[[ Material for the task, beginning ]]

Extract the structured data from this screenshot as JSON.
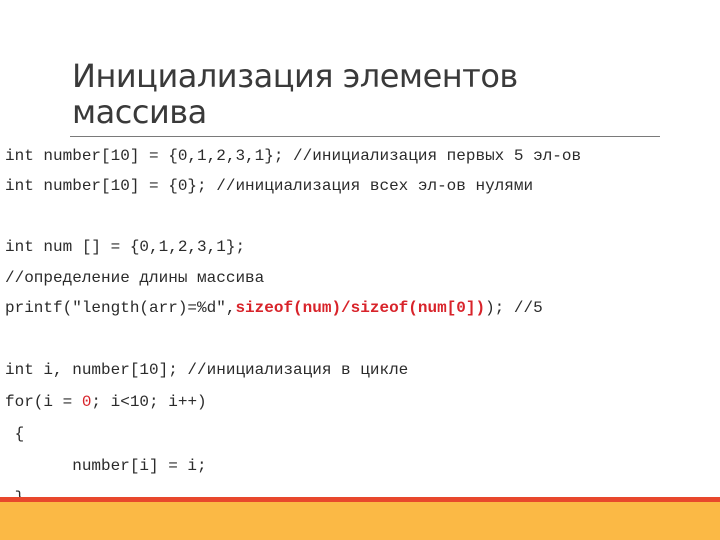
{
  "slide": {
    "title_lines": [
      "Инициализация элементов",
      "массива"
    ],
    "code": {
      "line1": "int number[10] = {0,1,2,3,1}; //инициализация первых 5 эл-ов",
      "line2": "int number[10] = {0}; //инициализация всех эл-ов нулями",
      "line3": "int num [] = {0,1,2,3,1};",
      "line4": "//определение длины массива",
      "line5_pre": "printf(\"length(arr)=%d\",",
      "line5_red": "sizeof(num)/sizeof(num[0])",
      "line5_post": "); //5",
      "line6": "int i, number[10]; //инициализация в цикле",
      "line7_pre": "for(i = ",
      "line7_red": "0",
      "line7_post": "; i<10; i++)",
      "line8": " {",
      "line9": "       number[i] = i;",
      "line10": " }"
    },
    "colors": {
      "accent_red": "#e8472c",
      "accent_orange": "#fbb945",
      "code_highlight": "#d8232a"
    }
  }
}
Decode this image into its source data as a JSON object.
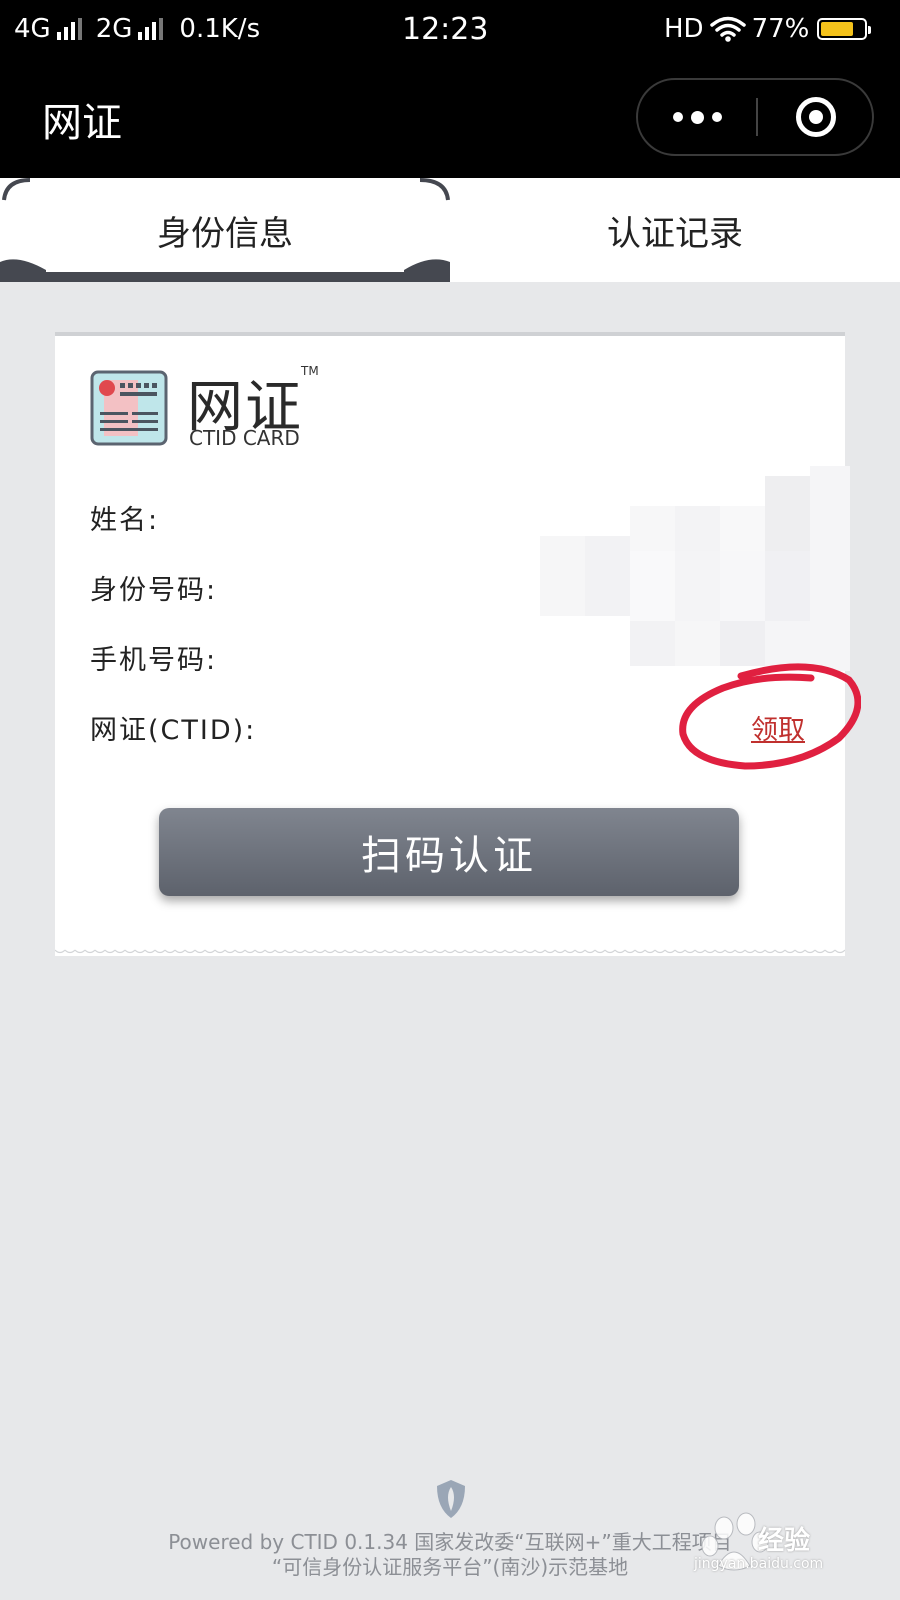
{
  "status_bar": {
    "sim1": "4G",
    "sim2": "2G",
    "speed": "0.1K/s",
    "time": "12:23",
    "hd": "HD",
    "battery": "77%",
    "battery_level": 0.77
  },
  "header": {
    "title": "网证"
  },
  "tabs": [
    {
      "label": "身份信息"
    },
    {
      "label": "认证记录"
    }
  ],
  "card": {
    "logo_cn": "网证",
    "logo_tm": "TM",
    "logo_en": "CTID CARD",
    "fields": [
      {
        "label": "姓名:"
      },
      {
        "label": "身份号码:"
      },
      {
        "label": "手机号码:"
      },
      {
        "label": "网证(CTID):"
      }
    ],
    "claim_link": "领取",
    "scan_button": "扫码认证"
  },
  "footer": {
    "line1": "Powered by CTID 0.1.34 国家发改委“互联网+”重大工程项目",
    "line2": "“可信身份认证服务平台”(南沙)示范基地"
  },
  "watermark": {
    "brand": "经验",
    "url": "jingyan.baidu.com"
  },
  "colors": {
    "header_bg": "#000000",
    "page_bg": "#e7e8ea",
    "button_bg": "#6b7079",
    "link": "#c0302e",
    "battery": "#f4c21b",
    "annotation": "#e02040"
  }
}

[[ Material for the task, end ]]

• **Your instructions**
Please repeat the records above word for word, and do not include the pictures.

• **Exercise output**
Extract the structured data from this screenshot as JSON.
{
  "slide": {
    "title_lines": [
      "Инициализация элементов",
      "массива"
    ],
    "code": {
      "line1": "int number[10] = {0,1,2,3,1}; //инициализация первых 5 эл-ов",
      "line2": "int number[10] = {0}; //инициализация всех эл-ов нулями",
      "line3": "int num [] = {0,1,2,3,1};",
      "line4": "//определение длины массива",
      "line5_pre": "printf(\"length(arr)=%d\",",
      "line5_red": "sizeof(num)/sizeof(num[0])",
      "line5_post": "); //5",
      "line6": "int i, number[10]; //инициализация в цикле",
      "line7_pre": "for(i = ",
      "line7_red": "0",
      "line7_post": "; i<10; i++)",
      "line8": " {",
      "line9": "       number[i] = i;",
      "line10": " }"
    },
    "colors": {
      "accent_red": "#e8472c",
      "accent_orange": "#fbb945",
      "code_highlight": "#d8232a"
    }
  }
}
Decode this image into its source data as a JSON object.
{
  "status_bar": {
    "sim1": "4G",
    "sim2": "2G",
    "speed": "0.1K/s",
    "time": "12:23",
    "hd": "HD",
    "battery": "77%",
    "battery_level": 0.77
  },
  "header": {
    "title": "网证"
  },
  "tabs": [
    {
      "label": "身份信息"
    },
    {
      "label": "认证记录"
    }
  ],
  "card": {
    "logo_cn": "网证",
    "logo_tm": "TM",
    "logo_en": "CTID CARD",
    "fields": [
      {
        "label": "姓名:"
      },
      {
        "label": "身份号码:"
      },
      {
        "label": "手机号码:"
      },
      {
        "label": "网证(CTID):"
      }
    ],
    "claim_link": "领取",
    "scan_button": "扫码认证"
  },
  "footer": {
    "line1": "Powered by CTID 0.1.34 国家发改委“互联网+”重大工程项目",
    "line2": "“可信身份认证服务平台”(南沙)示范基地"
  },
  "watermark": {
    "brand": "经验",
    "url": "jingyan.baidu.com"
  },
  "colors": {
    "header_bg": "#000000",
    "page_bg": "#e7e8ea",
    "button_bg": "#6b7079",
    "link": "#c0302e",
    "battery": "#f4c21b",
    "annotation": "#e02040"
  }
}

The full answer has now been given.